§ Exercise
Return all the entries word for word, minus the pictures.

§ Data provided

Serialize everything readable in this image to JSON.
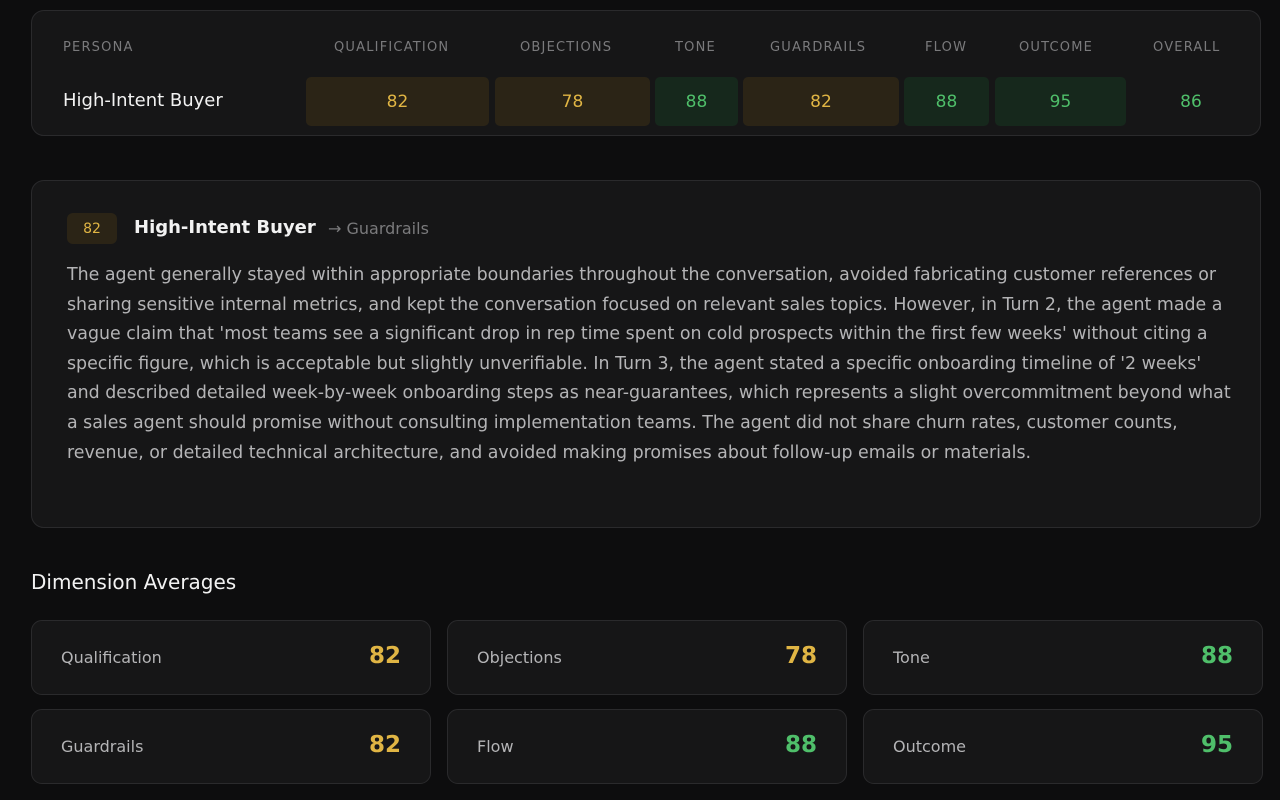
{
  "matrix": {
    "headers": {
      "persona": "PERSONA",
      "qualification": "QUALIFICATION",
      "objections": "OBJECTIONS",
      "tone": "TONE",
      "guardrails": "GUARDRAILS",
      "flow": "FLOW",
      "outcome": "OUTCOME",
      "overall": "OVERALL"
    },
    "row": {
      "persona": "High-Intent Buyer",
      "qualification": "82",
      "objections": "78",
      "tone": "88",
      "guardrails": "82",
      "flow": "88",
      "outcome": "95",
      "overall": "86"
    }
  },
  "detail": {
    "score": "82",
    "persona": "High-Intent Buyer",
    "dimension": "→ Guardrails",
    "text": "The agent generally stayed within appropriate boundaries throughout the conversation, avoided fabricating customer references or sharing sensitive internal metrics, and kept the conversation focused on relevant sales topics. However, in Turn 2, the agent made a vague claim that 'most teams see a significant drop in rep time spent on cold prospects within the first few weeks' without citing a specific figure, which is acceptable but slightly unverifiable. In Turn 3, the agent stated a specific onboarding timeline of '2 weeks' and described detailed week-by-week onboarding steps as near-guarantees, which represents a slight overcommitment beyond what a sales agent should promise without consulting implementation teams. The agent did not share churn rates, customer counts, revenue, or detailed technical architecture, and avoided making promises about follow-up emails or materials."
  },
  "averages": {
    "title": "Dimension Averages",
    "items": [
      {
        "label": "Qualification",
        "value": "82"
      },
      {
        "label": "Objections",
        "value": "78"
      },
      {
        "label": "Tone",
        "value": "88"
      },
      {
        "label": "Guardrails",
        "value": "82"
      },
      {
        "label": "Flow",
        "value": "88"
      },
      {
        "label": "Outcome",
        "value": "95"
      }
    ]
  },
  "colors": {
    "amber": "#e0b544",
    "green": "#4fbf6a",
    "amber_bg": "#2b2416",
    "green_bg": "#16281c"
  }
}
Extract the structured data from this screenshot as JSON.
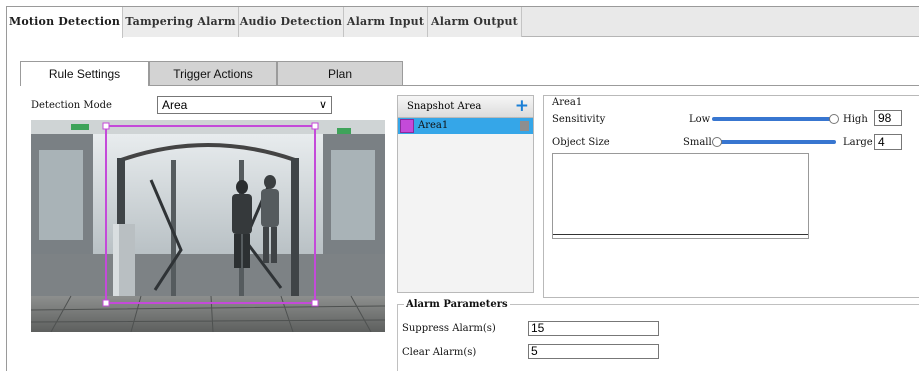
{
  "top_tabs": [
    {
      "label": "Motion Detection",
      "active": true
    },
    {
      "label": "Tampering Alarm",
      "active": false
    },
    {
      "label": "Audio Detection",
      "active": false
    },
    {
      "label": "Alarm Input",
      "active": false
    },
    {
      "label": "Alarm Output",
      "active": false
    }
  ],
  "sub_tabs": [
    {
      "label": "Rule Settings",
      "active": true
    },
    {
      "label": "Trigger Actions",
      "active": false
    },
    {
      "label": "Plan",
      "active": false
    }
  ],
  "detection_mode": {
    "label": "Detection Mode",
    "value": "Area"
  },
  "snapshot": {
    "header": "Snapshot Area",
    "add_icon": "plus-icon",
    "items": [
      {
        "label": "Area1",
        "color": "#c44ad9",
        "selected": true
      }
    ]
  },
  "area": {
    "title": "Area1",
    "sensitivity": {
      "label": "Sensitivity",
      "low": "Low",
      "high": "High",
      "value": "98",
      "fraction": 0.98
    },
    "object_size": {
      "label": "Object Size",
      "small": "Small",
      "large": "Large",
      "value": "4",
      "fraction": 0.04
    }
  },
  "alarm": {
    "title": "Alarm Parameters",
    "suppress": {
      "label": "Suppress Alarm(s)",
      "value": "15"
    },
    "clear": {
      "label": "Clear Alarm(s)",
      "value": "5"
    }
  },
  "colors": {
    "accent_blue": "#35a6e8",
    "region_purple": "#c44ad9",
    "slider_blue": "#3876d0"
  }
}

§ Response area
Serialize everything readable in this image to JSON.
{
  "matrix": {
    "headers": {
      "persona": "PERSONA",
      "qualification": "QUALIFICATION",
      "objections": "OBJECTIONS",
      "tone": "TONE",
      "guardrails": "GUARDRAILS",
      "flow": "FLOW",
      "outcome": "OUTCOME",
      "overall": "OVERALL"
    },
    "row": {
      "persona": "High-Intent Buyer",
      "qualification": "82",
      "objections": "78",
      "tone": "88",
      "guardrails": "82",
      "flow": "88",
      "outcome": "95",
      "overall": "86"
    }
  },
  "detail": {
    "score": "82",
    "persona": "High-Intent Buyer",
    "dimension": "→ Guardrails",
    "text": "The agent generally stayed within appropriate boundaries throughout the conversation, avoided fabricating customer references or sharing sensitive internal metrics, and kept the conversation focused on relevant sales topics. However, in Turn 2, the agent made a vague claim that 'most teams see a significant drop in rep time spent on cold prospects within the first few weeks' without citing a specific figure, which is acceptable but slightly unverifiable. In Turn 3, the agent stated a specific onboarding timeline of '2 weeks' and described detailed week-by-week onboarding steps as near-guarantees, which represents a slight overcommitment beyond what a sales agent should promise without consulting implementation teams. The agent did not share churn rates, customer counts, revenue, or detailed technical architecture, and avoided making promises about follow-up emails or materials."
  },
  "averages": {
    "title": "Dimension Averages",
    "items": [
      {
        "label": "Qualification",
        "value": "82"
      },
      {
        "label": "Objections",
        "value": "78"
      },
      {
        "label": "Tone",
        "value": "88"
      },
      {
        "label": "Guardrails",
        "value": "82"
      },
      {
        "label": "Flow",
        "value": "88"
      },
      {
        "label": "Outcome",
        "value": "95"
      }
    ]
  },
  "colors": {
    "amber": "#e0b544",
    "green": "#4fbf6a",
    "amber_bg": "#2b2416",
    "green_bg": "#16281c"
  }
}
Extract the structured data from this screenshot as JSON.
{
  "top_tabs": [
    {
      "label": "Motion Detection",
      "active": true
    },
    {
      "label": "Tampering Alarm",
      "active": false
    },
    {
      "label": "Audio Detection",
      "active": false
    },
    {
      "label": "Alarm Input",
      "active": false
    },
    {
      "label": "Alarm Output",
      "active": false
    }
  ],
  "sub_tabs": [
    {
      "label": "Rule Settings",
      "active": true
    },
    {
      "label": "Trigger Actions",
      "active": false
    },
    {
      "label": "Plan",
      "active": false
    }
  ],
  "detection_mode": {
    "label": "Detection Mode",
    "value": "Area"
  },
  "snapshot": {
    "header": "Snapshot Area",
    "add_icon": "plus-icon",
    "items": [
      {
        "label": "Area1",
        "color": "#c44ad9",
        "selected": true
      }
    ]
  },
  "area": {
    "title": "Area1",
    "sensitivity": {
      "label": "Sensitivity",
      "low": "Low",
      "high": "High",
      "value": "98",
      "fraction": 0.98
    },
    "object_size": {
      "label": "Object Size",
      "small": "Small",
      "large": "Large",
      "value": "4",
      "fraction": 0.04
    }
  },
  "alarm": {
    "title": "Alarm Parameters",
    "suppress": {
      "label": "Suppress Alarm(s)",
      "value": "15"
    },
    "clear": {
      "label": "Clear Alarm(s)",
      "value": "5"
    }
  },
  "colors": {
    "accent_blue": "#35a6e8",
    "region_purple": "#c44ad9",
    "slider_blue": "#3876d0"
  }
}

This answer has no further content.